===== DATA FOR PROCESSING =====

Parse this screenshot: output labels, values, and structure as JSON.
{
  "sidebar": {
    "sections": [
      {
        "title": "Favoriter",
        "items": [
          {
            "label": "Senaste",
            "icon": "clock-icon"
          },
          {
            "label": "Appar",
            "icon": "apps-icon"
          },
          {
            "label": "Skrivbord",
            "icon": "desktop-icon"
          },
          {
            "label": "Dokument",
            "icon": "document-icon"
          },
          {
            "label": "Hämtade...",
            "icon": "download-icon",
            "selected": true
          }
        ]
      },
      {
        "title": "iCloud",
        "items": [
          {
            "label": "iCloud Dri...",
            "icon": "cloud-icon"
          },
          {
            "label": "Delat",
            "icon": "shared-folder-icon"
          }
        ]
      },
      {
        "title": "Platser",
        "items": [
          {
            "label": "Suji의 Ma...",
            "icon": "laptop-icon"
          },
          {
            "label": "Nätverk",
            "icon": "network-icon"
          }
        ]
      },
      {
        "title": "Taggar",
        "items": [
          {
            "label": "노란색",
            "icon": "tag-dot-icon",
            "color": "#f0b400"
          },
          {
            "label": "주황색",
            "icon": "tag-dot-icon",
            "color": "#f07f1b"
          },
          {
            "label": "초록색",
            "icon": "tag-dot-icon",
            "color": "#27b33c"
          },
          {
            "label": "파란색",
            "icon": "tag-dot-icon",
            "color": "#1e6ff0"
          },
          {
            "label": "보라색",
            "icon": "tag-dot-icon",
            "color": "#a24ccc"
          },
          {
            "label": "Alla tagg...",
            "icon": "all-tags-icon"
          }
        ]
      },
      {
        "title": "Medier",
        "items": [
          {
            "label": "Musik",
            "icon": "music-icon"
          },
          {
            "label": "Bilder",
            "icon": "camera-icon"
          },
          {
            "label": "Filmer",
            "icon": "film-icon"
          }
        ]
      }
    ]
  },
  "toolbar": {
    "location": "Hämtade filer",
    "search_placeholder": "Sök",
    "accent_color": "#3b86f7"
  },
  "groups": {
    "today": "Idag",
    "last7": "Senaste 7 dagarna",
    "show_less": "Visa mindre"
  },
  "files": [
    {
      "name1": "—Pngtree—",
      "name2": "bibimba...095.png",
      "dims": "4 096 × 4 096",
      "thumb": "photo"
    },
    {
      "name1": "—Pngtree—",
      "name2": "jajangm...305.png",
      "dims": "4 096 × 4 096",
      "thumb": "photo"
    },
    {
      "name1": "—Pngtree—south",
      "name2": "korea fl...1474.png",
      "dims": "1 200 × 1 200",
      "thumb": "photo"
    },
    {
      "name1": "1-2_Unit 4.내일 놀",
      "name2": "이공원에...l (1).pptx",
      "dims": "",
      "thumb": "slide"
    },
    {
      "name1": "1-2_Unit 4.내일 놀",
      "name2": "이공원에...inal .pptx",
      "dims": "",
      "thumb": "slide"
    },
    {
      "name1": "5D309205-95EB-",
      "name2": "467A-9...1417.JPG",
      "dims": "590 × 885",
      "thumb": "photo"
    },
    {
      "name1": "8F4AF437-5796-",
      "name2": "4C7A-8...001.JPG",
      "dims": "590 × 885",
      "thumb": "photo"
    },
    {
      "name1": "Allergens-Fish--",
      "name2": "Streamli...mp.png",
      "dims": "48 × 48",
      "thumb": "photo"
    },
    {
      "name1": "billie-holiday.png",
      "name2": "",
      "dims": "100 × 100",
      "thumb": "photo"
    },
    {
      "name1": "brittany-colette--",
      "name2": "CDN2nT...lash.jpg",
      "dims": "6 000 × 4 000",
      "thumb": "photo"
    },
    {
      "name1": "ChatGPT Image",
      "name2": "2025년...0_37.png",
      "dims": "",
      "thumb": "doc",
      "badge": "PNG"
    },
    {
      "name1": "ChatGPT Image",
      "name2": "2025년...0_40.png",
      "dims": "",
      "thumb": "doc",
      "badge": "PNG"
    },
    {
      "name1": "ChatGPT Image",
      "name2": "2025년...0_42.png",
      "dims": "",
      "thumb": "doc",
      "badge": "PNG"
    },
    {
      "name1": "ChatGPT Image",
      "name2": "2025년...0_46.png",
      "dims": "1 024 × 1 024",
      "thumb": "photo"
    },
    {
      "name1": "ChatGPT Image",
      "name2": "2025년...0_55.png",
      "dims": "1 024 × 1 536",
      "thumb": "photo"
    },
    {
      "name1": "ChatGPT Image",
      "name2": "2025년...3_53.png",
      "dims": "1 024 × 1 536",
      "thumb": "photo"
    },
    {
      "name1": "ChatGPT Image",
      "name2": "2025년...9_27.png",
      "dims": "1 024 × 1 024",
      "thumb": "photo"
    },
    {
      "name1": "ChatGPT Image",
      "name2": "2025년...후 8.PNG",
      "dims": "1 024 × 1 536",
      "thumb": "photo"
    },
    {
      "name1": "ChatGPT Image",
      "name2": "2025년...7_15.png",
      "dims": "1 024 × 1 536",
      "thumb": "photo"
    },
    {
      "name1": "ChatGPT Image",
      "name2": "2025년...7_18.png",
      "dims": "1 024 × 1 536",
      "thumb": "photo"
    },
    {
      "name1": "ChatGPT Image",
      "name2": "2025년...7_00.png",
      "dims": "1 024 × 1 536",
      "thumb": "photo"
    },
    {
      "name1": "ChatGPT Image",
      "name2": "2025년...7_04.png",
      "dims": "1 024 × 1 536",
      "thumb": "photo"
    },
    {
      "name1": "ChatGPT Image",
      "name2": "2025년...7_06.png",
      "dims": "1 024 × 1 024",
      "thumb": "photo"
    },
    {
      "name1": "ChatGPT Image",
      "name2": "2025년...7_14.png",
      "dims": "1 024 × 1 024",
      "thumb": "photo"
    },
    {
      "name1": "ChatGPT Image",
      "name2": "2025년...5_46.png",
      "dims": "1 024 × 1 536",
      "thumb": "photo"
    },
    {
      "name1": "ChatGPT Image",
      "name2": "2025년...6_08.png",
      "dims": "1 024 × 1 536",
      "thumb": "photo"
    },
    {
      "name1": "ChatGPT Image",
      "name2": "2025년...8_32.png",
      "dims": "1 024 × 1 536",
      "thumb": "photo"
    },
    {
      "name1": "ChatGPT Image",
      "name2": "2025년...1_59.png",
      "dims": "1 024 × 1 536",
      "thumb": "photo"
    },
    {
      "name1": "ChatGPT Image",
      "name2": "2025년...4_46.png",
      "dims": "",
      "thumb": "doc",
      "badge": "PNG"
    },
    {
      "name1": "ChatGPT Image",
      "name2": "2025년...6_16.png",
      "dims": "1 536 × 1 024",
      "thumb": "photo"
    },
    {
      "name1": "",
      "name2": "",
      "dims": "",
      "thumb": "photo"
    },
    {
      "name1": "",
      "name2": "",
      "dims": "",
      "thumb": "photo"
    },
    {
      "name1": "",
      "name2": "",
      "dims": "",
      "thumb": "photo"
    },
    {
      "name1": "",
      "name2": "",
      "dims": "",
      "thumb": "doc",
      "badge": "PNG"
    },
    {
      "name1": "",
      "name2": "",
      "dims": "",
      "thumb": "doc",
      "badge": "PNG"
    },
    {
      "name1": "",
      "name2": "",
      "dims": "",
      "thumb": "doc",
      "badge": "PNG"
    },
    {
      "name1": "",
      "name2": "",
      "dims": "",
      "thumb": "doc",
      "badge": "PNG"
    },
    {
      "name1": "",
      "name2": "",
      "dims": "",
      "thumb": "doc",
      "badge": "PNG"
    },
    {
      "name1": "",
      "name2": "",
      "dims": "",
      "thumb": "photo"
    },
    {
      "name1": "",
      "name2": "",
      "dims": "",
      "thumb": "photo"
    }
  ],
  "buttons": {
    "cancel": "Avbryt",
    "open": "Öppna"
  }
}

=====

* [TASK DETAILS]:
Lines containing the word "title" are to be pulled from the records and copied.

* [RESULT]:
        "title": "Favoriter",
        "title": "iCloud",
        "title": "Platser",
        "title": "Taggar",
        "title": "Medier",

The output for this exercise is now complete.